Dataset excerpts Block Start

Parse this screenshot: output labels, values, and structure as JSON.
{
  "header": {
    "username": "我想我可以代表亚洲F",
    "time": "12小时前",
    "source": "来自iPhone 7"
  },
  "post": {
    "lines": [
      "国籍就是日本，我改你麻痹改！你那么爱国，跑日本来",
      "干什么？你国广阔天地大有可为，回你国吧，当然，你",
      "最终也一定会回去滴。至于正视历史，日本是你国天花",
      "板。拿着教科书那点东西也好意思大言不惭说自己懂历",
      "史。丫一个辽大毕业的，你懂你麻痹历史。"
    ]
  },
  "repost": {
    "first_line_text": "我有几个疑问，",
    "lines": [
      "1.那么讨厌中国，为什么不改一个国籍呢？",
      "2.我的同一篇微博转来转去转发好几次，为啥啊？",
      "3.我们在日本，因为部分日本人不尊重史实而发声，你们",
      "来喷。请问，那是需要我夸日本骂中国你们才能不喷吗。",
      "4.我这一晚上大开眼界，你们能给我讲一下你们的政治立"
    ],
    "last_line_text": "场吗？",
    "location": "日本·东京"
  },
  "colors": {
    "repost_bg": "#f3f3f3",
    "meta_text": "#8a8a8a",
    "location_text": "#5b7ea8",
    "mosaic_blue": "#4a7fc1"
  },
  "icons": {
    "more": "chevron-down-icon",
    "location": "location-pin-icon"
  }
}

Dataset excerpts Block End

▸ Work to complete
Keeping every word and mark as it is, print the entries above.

▸ Answer for the task
Parse this screenshot: output labels, values, and structure as JSON.
{
  "header": {
    "username": "我想我可以代表亚洲F",
    "time": "12小时前",
    "source": "来自iPhone 7"
  },
  "post": {
    "lines": [
      "国籍就是日本，我改你麻痹改！你那么爱国，跑日本来",
      "干什么？你国广阔天地大有可为，回你国吧，当然，你",
      "最终也一定会回去滴。至于正视历史，日本是你国天花",
      "板。拿着教科书那点东西也好意思大言不惭说自己懂历",
      "史。丫一个辽大毕业的，你懂你麻痹历史。"
    ]
  },
  "repost": {
    "first_line_text": "我有几个疑问，",
    "lines": [
      "1.那么讨厌中国，为什么不改一个国籍呢？",
      "2.我的同一篇微博转来转去转发好几次，为啥啊？",
      "3.我们在日本，因为部分日本人不尊重史实而发声，你们",
      "来喷。请问，那是需要我夸日本骂中国你们才能不喷吗。",
      "4.我这一晚上大开眼界，你们能给我讲一下你们的政治立"
    ],
    "last_line_text": "场吗？",
    "location": "日本·东京"
  },
  "colors": {
    "repost_bg": "#f3f3f3",
    "meta_text": "#8a8a8a",
    "location_text": "#5b7ea8",
    "mosaic_blue": "#4a7fc1"
  },
  "icons": {
    "more": "chevron-down-icon",
    "location": "location-pin-icon"
  }
}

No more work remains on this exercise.